*** Opening of Provided material ***

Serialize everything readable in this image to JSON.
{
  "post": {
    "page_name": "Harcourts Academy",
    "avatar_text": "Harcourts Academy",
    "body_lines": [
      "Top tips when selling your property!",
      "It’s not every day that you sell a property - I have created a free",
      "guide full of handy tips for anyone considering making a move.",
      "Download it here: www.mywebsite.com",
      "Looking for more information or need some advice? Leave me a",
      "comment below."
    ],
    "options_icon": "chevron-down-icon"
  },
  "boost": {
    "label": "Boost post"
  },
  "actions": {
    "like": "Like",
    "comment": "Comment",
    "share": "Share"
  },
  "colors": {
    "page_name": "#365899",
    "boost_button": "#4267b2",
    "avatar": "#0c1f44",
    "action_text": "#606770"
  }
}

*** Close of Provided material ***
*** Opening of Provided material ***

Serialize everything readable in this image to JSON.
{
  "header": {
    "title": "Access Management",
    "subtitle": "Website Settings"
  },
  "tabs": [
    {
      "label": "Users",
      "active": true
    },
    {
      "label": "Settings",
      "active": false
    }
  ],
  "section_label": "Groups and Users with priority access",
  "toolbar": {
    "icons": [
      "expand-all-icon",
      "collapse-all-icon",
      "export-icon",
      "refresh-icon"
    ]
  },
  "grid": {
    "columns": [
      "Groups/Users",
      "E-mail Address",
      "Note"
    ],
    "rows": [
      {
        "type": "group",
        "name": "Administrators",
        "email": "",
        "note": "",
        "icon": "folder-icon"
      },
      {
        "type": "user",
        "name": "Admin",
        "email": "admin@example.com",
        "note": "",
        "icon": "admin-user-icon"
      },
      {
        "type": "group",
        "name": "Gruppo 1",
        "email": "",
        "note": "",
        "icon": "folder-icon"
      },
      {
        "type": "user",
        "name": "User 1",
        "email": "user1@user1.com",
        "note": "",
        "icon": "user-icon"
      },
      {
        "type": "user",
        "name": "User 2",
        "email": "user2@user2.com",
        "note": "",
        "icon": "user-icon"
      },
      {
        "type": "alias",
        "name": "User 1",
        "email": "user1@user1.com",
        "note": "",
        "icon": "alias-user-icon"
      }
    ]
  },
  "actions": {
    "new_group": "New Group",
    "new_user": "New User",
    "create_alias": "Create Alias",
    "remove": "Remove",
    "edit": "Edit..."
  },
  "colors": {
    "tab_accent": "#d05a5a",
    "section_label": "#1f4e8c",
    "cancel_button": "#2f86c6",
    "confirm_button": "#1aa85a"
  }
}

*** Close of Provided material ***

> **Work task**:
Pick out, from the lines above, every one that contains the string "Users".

> **Output for this task**:
      "label": "Users",
  "section_label": "Groups and Users with priority access",
      "Groups/Users",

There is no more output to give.